■ Task directions
The records below must be reproduced exactly, excluding any pictures.

START Records shown

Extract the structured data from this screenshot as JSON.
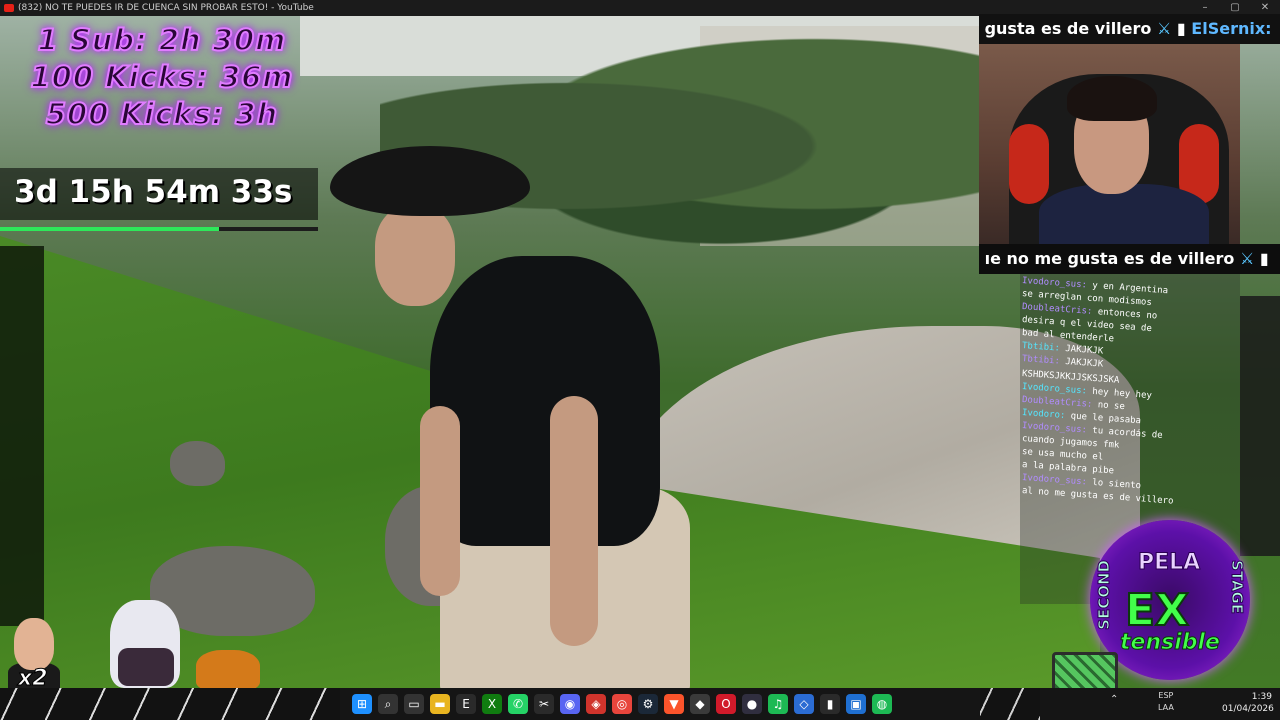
{
  "window": {
    "title": "(832) NO TE PUEDES IR DE CUENCA SIN PROBAR ESTO! - YouTube",
    "controls": [
      "–",
      "▢",
      "✕"
    ]
  },
  "overlay": {
    "subathon_lines": [
      "1 Sub: 2h 30m",
      "100 Kicks: 36m",
      "500 Kicks: 3h"
    ],
    "timer": "3d 15h 54m 33s",
    "timer_progress": 0.69,
    "accent_purple": "#e07cff",
    "accent_green": "#2ee85a"
  },
  "webcam": {
    "top_text": "gusta es de villero",
    "top_name": "ElSernix:",
    "bottom_text": "ıe no me gusta es de villero"
  },
  "chat": {
    "lines": [
      {
        "user": "Ivodoro_sus:",
        "msg": "y en Argentina"
      },
      {
        "user": "",
        "msg": "se arreglan con modismos"
      },
      {
        "user": "DoubleatCris:",
        "msg": "entonces no"
      },
      {
        "user": "",
        "msg": "desira q el video sea de"
      },
      {
        "user": "",
        "msg": "bad al entenderle"
      },
      {
        "user": "Tbtibi:",
        "msg": "JAKJKJK"
      },
      {
        "user": "Tbtibi:",
        "msg": "JAKJKJK"
      },
      {
        "user": "",
        "msg": ""
      },
      {
        "user": "",
        "msg": "KSHDKSJKKJJSKSJSKA"
      },
      {
        "user": "Ivodoro_sus:",
        "msg": "hey hey hey"
      },
      {
        "user": "DoubleatCris:",
        "msg": "no se"
      },
      {
        "user": "Ivodoro:",
        "msg": "que le pasaba"
      },
      {
        "user": "Ivodoro_sus:",
        "msg": "tu acordás de"
      },
      {
        "user": "",
        "msg": "cuando jugamos fmk"
      },
      {
        "user": "",
        "msg": "se usa mucho el"
      },
      {
        "user": "",
        "msg": "a la palabra pibe"
      },
      {
        "user": "Ivodoro_sus:",
        "msg": "lo siento"
      },
      {
        "user": "",
        "msg": "al no me gusta es de villero"
      }
    ]
  },
  "badge": {
    "top": "PELA",
    "main": "EX",
    "sub": "tensible",
    "left": "SECOND",
    "right": "STAGE"
  },
  "bottom_left": {
    "multiplier": "x2"
  },
  "taskbar": {
    "icons": [
      {
        "name": "windows-start-icon",
        "glyph": "⊞",
        "color": "#1e90ff"
      },
      {
        "name": "search-icon",
        "glyph": "⌕",
        "color": "#333333"
      },
      {
        "name": "task-view-icon",
        "glyph": "▭",
        "color": "#333333"
      },
      {
        "name": "file-explorer-icon",
        "glyph": "▬",
        "color": "#e8b420"
      },
      {
        "name": "epic-games-icon",
        "glyph": "E",
        "color": "#2a2a2a"
      },
      {
        "name": "xbox-icon",
        "glyph": "X",
        "color": "#107c10"
      },
      {
        "name": "whatsapp-icon",
        "glyph": "✆",
        "color": "#25d366"
      },
      {
        "name": "capcut-icon",
        "glyph": "✂",
        "color": "#2a2a2a"
      },
      {
        "name": "discord-icon",
        "glyph": "◉",
        "color": "#5865f2"
      },
      {
        "name": "app-red-icon",
        "glyph": "◈",
        "color": "#d0342c"
      },
      {
        "name": "chrome-icon",
        "glyph": "◎",
        "color": "#e8453c"
      },
      {
        "name": "steam-icon",
        "glyph": "⚙",
        "color": "#1b2838"
      },
      {
        "name": "brave-icon",
        "glyph": "▼",
        "color": "#fb542b"
      },
      {
        "name": "roblox-icon",
        "glyph": "◆",
        "color": "#3a3a3a"
      },
      {
        "name": "opera-icon",
        "glyph": "O",
        "color": "#d11a2a"
      },
      {
        "name": "obs-icon",
        "glyph": "●",
        "color": "#302e3f"
      },
      {
        "name": "spotify-icon",
        "glyph": "♫",
        "color": "#1db954"
      },
      {
        "name": "app-blue-icon",
        "glyph": "◇",
        "color": "#2b6cd3"
      },
      {
        "name": "terminal-icon",
        "glyph": "▮",
        "color": "#2a2a2a"
      },
      {
        "name": "app-white-icon",
        "glyph": "▣",
        "color": "#1f6fd1"
      },
      {
        "name": "app-green-icon",
        "glyph": "◍",
        "color": "#1db954"
      }
    ],
    "tray": [
      "⌃",
      "♪",
      "🔋"
    ],
    "lang_top": "ESP",
    "lang_bottom": "LAA",
    "time": "1:39",
    "date": "01/04/2026"
  }
}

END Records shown

■ Result
Extract the structured data from this screenshot as JSON.
{
  "window": {
    "title": "(832) NO TE PUEDES IR DE CUENCA SIN PROBAR ESTO! - YouTube",
    "controls": [
      "–",
      "▢",
      "✕"
    ]
  },
  "overlay": {
    "subathon_lines": [
      "1 Sub: 2h 30m",
      "100 Kicks: 36m",
      "500 Kicks: 3h"
    ],
    "timer": "3d 15h 54m 33s",
    "timer_progress": 0.69,
    "accent_purple": "#e07cff",
    "accent_green": "#2ee85a"
  },
  "webcam": {
    "top_text": "gusta es de villero",
    "top_name": "ElSernix:",
    "bottom_text": "ıe no me gusta es de villero"
  },
  "chat": {
    "lines": [
      {
        "user": "Ivodoro_sus:",
        "msg": "y en Argentina"
      },
      {
        "user": "",
        "msg": "se arreglan con modismos"
      },
      {
        "user": "DoubleatCris:",
        "msg": "entonces no"
      },
      {
        "user": "",
        "msg": "desira q el video sea de"
      },
      {
        "user": "",
        "msg": "bad al entenderle"
      },
      {
        "user": "Tbtibi:",
        "msg": "JAKJKJK"
      },
      {
        "user": "Tbtibi:",
        "msg": "JAKJKJK"
      },
      {
        "user": "",
        "msg": ""
      },
      {
        "user": "",
        "msg": "KSHDKSJKKJJSKSJSKA"
      },
      {
        "user": "Ivodoro_sus:",
        "msg": "hey hey hey"
      },
      {
        "user": "DoubleatCris:",
        "msg": "no se"
      },
      {
        "user": "Ivodoro:",
        "msg": "que le pasaba"
      },
      {
        "user": "Ivodoro_sus:",
        "msg": "tu acordás de"
      },
      {
        "user": "",
        "msg": "cuando jugamos fmk"
      },
      {
        "user": "",
        "msg": "se usa mucho el"
      },
      {
        "user": "",
        "msg": "a la palabra pibe"
      },
      {
        "user": "Ivodoro_sus:",
        "msg": "lo siento"
      },
      {
        "user": "",
        "msg": "al no me gusta es de villero"
      }
    ]
  },
  "badge": {
    "top": "PELA",
    "main": "EX",
    "sub": "tensible",
    "left": "SECOND",
    "right": "STAGE"
  },
  "bottom_left": {
    "multiplier": "x2"
  },
  "taskbar": {
    "icons": [
      {
        "name": "windows-start-icon",
        "glyph": "⊞",
        "color": "#1e90ff"
      },
      {
        "name": "search-icon",
        "glyph": "⌕",
        "color": "#333333"
      },
      {
        "name": "task-view-icon",
        "glyph": "▭",
        "color": "#333333"
      },
      {
        "name": "file-explorer-icon",
        "glyph": "▬",
        "color": "#e8b420"
      },
      {
        "name": "epic-games-icon",
        "glyph": "E",
        "color": "#2a2a2a"
      },
      {
        "name": "xbox-icon",
        "glyph": "X",
        "color": "#107c10"
      },
      {
        "name": "whatsapp-icon",
        "glyph": "✆",
        "color": "#25d366"
      },
      {
        "name": "capcut-icon",
        "glyph": "✂",
        "color": "#2a2a2a"
      },
      {
        "name": "discord-icon",
        "glyph": "◉",
        "color": "#5865f2"
      },
      {
        "name": "app-red-icon",
        "glyph": "◈",
        "color": "#d0342c"
      },
      {
        "name": "chrome-icon",
        "glyph": "◎",
        "color": "#e8453c"
      },
      {
        "name": "steam-icon",
        "glyph": "⚙",
        "color": "#1b2838"
      },
      {
        "name": "brave-icon",
        "glyph": "▼",
        "color": "#fb542b"
      },
      {
        "name": "roblox-icon",
        "glyph": "◆",
        "color": "#3a3a3a"
      },
      {
        "name": "opera-icon",
        "glyph": "O",
        "color": "#d11a2a"
      },
      {
        "name": "obs-icon",
        "glyph": "●",
        "color": "#302e3f"
      },
      {
        "name": "spotify-icon",
        "glyph": "♫",
        "color": "#1db954"
      },
      {
        "name": "app-blue-icon",
        "glyph": "◇",
        "color": "#2b6cd3"
      },
      {
        "name": "terminal-icon",
        "glyph": "▮",
        "color": "#2a2a2a"
      },
      {
        "name": "app-white-icon",
        "glyph": "▣",
        "color": "#1f6fd1"
      },
      {
        "name": "app-green-icon",
        "glyph": "◍",
        "color": "#1db954"
      }
    ],
    "tray": [
      "⌃",
      "♪",
      "🔋"
    ],
    "lang_top": "ESP",
    "lang_bottom": "LAA",
    "time": "1:39",
    "date": "01/04/2026"
  }
}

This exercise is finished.